Monday, May 17, 2010

So, What Exactly is Gutta Percha?

We are quickly approaching an important anniversary in American history. In a few short days (May 22) it will be 154 years (that's 1856 if you don't want to do the math) since South Carolina Congressman Preston Brooks beat Massachusetts Senator Charles Sumner on the floor of the U.S. Senate. When I read about the incident a few years ago I found that Brooks has used a gutta percha cane for his assault weapon (not pictured here).

When I read that, the first question to myself was, what the heck is gutta percha? I had never heard of it before. Well, apparently it was quite the new product discovery of the mid-nineteenth century.

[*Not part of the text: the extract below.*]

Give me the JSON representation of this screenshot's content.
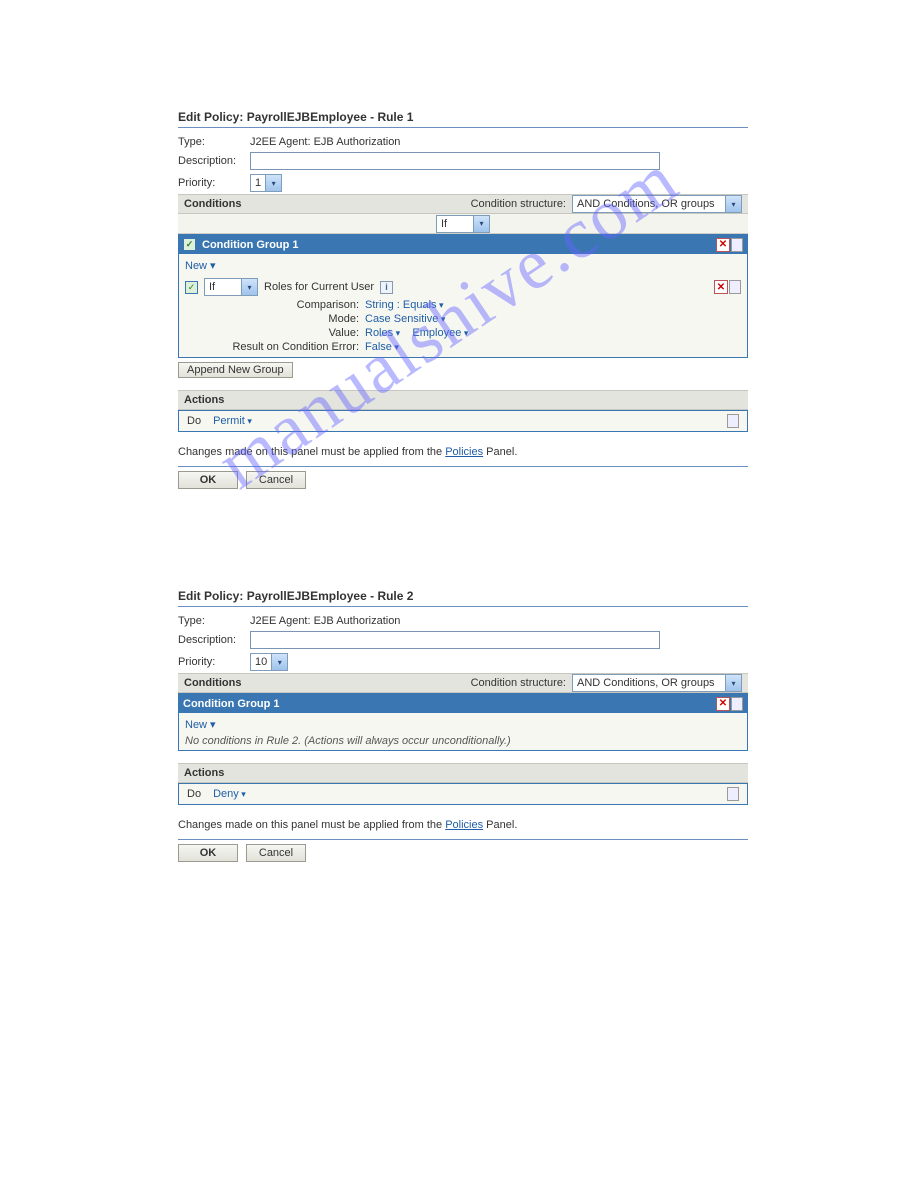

Gutta percha is a hard rubber much like many of our plastic products today. It came from the gutta percha plant/tree (pictured below) of Southeast Asia. Although indigenous peoples in the region had used the product for centuries, Europeans in the 1840s found that extracting the sap from the plant by boiling it and then allowing it to dry in the sun produced a latex that could used in for many different products. One of the positives that made gutta percha highly desirable was the fact that it could be easily moulded and did not shrink when it cooled.
Gutta percha back then, like plastic today, was used for just about everything that you can think of. It was used to insulate submarine telegraph cable, and to make molded jewelry and intricate furniture. It found favor with pipe manufacturers for durable pipe stems, and even was used in the mass production of golf balls.

Gutta percha was used readily well into the twentieth century for things as diverse as pistol grips and tooth fillings.


  1. Since gutta percha is hard and durable, but not brittle, it would have to have been a truly ferocious blow that broke the stick used to attack Charles Sumner.

  2. Gutta percha was never used for photograph cases. All the "union" cases for photographs were made of a mixture of resin and fine sawdust. And most other items labeled as gutta percha are actually made of hard rubber, a quite different substance. Gutta percha and hard rubber come from completely different plants. Gutta percha items are actually very scarce. If you see a item that is black or brown, and if when you rub it it smells like burning rubber, than it is hard rubber.